Mount: Sky-Watcher EQ6-R Pro Equatorial Mount (controlled by EQMOD)
Autoguider: Orion 60mm Multi-Use Guide Scope, Orion StarShoot AutoGuider Pro Mono Astrophotography Camera (controlled by PHD2)
All equipment controlled by HP Probook running Sequence Generator Pro v3.2.0.660.

Capture & processing notes

Projected to have calm winds and clear skies all night long, I decided to image M81 and M82 all night long. For whatever reason, struggled with the plate solving. The framing tool had the camera angle at 72 degrees – SGP got into the rotate x degrees clockwise, rotate y degrees counterclockwise then failing to plate solve. Went through several troubleshooting steps: reboot the laptop, release locks and manually recenter RA and Dec, rotate the camera starting from known zero to 72 degrees, rebuild the target in SGP framing tool with a larger FOV, cycled power on mount. Finally, after more than 1:30 hours of trying, finally successfully plate solved and calibrated the auto-guider and captured the first 5-minute exposure. Determined that exposure time wasn’t long enough, so updated the sequence to capture 10 minute exposures (let the second 5-minute complete). In looking at the 5 minute exposures, it appeared that the stars were somewhat oblong, so I decided that the focusing might have been affected by all the rotating the camera and decided that I should refocus – which required terminating the sequence, executing the focus star (Dubhe) sequence (the focus was fine) and then reacquiring M81/M82. The plate solving took another 30 minutes of fiddling. All this in time to capture two 10-minute exposures before the meridian flip! Same issues with plate solving encountered after the meridian flip, although it only took about 20 minutes to resolve. Began capturing after the meridian flip at 2231MDT, intending to capture until the end of astronomical twilight (beginning of nautical twilight) at 0545MDT. As I periodically woke up throughout the night, I would take a look outside – the wind was picking up – but not to disturbing levels and the mount was still tracking. …until I woke up at 0200 to find the sequence had aborted due to a lost guide star (capturing the last frame ending at 0134MDT). The clouds were pretty pervasive and the wind was picking up – so decided to end the sequence at that point, capture flat frames and bring the equipment in for the night.

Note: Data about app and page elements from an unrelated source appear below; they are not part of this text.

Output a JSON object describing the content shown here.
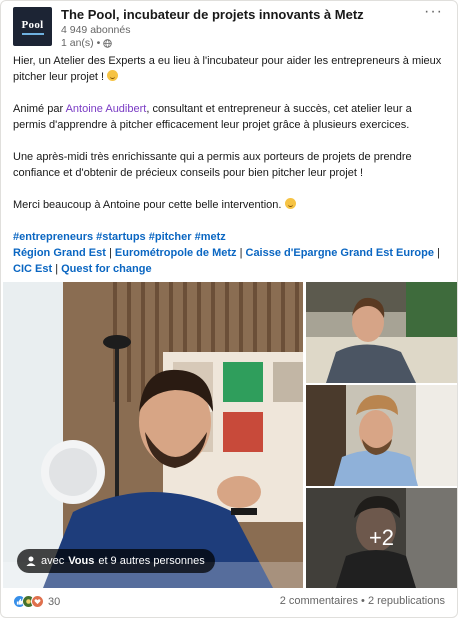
{
  "post": {
    "author": "The Pool, incubateur de projets innovants à Metz",
    "logo_text": "Pool",
    "followers": "4 949 abonnés",
    "time": "1 an(s) •",
    "more_label": "···"
  },
  "body": {
    "p1": "Hier, un Atelier des Experts a eu lieu à l'incubateur pour aider les entrepreneurs à mieux pitcher leur projet !",
    "p2_pre": "Animé par ",
    "p2_mention": "Antoine Audibert",
    "p2_post": ", consultant et entrepreneur à succès, cet atelier leur a permis d'apprendre à pitcher efficacement leur projet grâce à plusieurs exercices.",
    "p3": "Une après-midi très enrichissante qui a permis aux porteurs de projets de prendre confiance et d'obtenir de précieux conseils pour bien pitcher leur projet !",
    "p4": "Merci beaucoup à Antoine pour cette belle intervention.",
    "hashtags": [
      "#entrepreneurs",
      "#startups",
      "#pitcher",
      "#metz"
    ],
    "tags": [
      "Région Grand Est",
      "Eurométropole de Metz",
      "Caisse d'Epargne Grand Est Europe",
      "CIC Est",
      "Quest for change"
    ],
    "separator": "|"
  },
  "media": {
    "more_count": "+2",
    "tagged_prefix": "avec ",
    "tagged_you": "Vous",
    "tagged_suffix": " et 9 autres personnes"
  },
  "footer": {
    "reactions": "30",
    "comments": "2 commentaires",
    "dot": " • ",
    "reposts": "2 republications"
  }
}
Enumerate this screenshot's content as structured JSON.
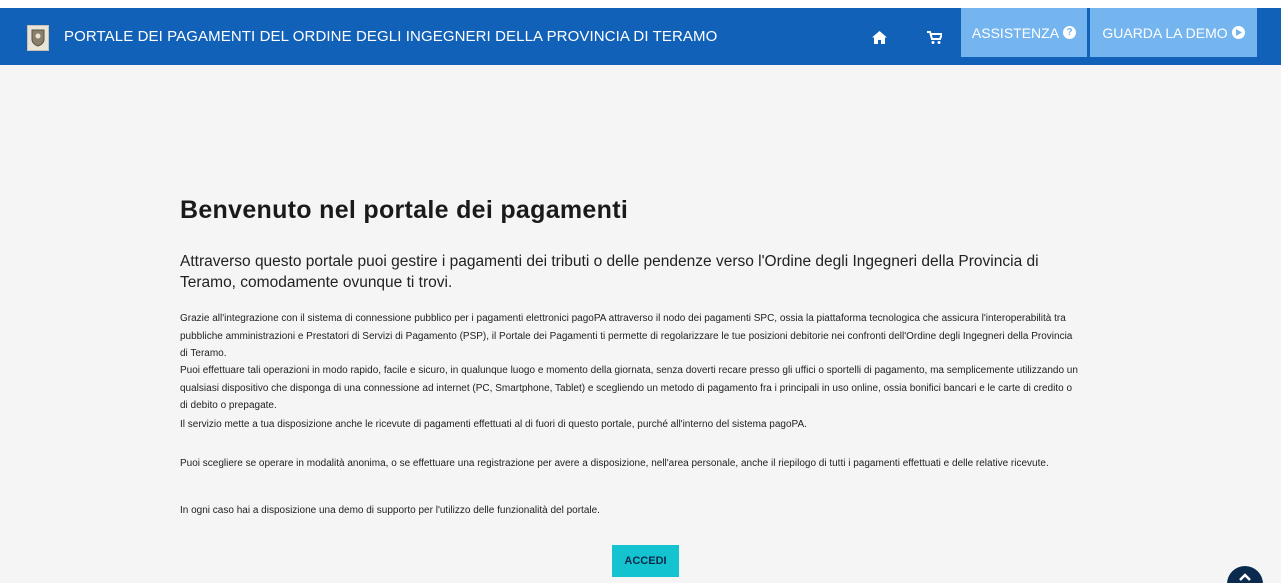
{
  "header": {
    "title": "PORTALE DEI PAGAMENTI DEL ORDINE DEGLI INGEGNERI DELLA PROVINCIA DI TERAMO",
    "home_icon": "home-icon",
    "cart_icon": "cart-icon",
    "assistenza_label": "ASSISTENZA",
    "demo_label": "GUARDA LA DEMO"
  },
  "main": {
    "heading": "Benvenuto nel portale dei pagamenti",
    "lead": "Attraverso questo portale puoi gestire i pagamenti dei tributi o delle pendenze verso l'Ordine degli Ingegneri della Provincia di Teramo, comodamente ovunque ti trovi.",
    "paragraph1": "Grazie all'integrazione con il sistema di connessione pubblico per i pagamenti elettronici pagoPA attraverso il nodo dei pagamenti SPC, ossia la piattaforma tecnologica che assicura l'interoperabilità tra pubbliche amministrazioni e Prestatori di Servizi di Pagamento (PSP), il Portale dei Pagamenti ti permette di regolarizzare le tue posizioni debitorie nei confronti dell'Ordine degli Ingegneri della Provincia di Teramo.",
    "paragraph2": "Puoi effettuare tali operazioni in modo rapido, facile e sicuro, in qualunque luogo e momento della giornata, senza doverti recare presso gli uffici o sportelli di pagamento, ma semplicemente utilizzando un qualsiasi dispositivo che disponga di una connessione ad internet (PC, Smartphone, Tablet) e scegliendo un metodo di pagamento fra i principali in uso online, ossia bonifici bancari e le carte di credito o di debito o prepagate.",
    "paragraph3": "Il servizio mette a tua disposizione anche le ricevute di pagamenti effettuati al di fuori di questo portale, purché all'interno del sistema pagoPA.",
    "paragraph4": "Puoi scegliere se operare in modalità anonima, o se effettuare una registrazione per avere a disposizione, nell'area personale, anche il riepilogo di tutti i pagamenti effettuati e delle relative ricevute.",
    "paragraph5": "In ogni caso hai a disposizione una demo di supporto per l'utilizzo delle funzionalità del portale.",
    "accedi_label": "ACCEDI"
  },
  "colors": {
    "navbar": "#1261b9",
    "nav_button": "#74b4ef",
    "accedi_button": "#13c3cf",
    "scroll_top": "#0a2b4d",
    "background": "#f5f5f5"
  },
  "icons": [
    "crest-logo",
    "home-icon",
    "cart-icon",
    "question-circle-icon",
    "play-circle-icon",
    "chevron-up-icon"
  ]
}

Sequence plan: Gain: 158, Temp: -0°C, offset=30. BZ LeX 2x5min, 21x10min. Captured 2Apr2023, 2108MDT – 3Apr2023, 0134MDT. Total exposure time: 3:40hrs
Capture: 2 April 2023
Shooting location: Colorado Springs, Colorado
Processing: Stacked in APP, processed in LR/PS.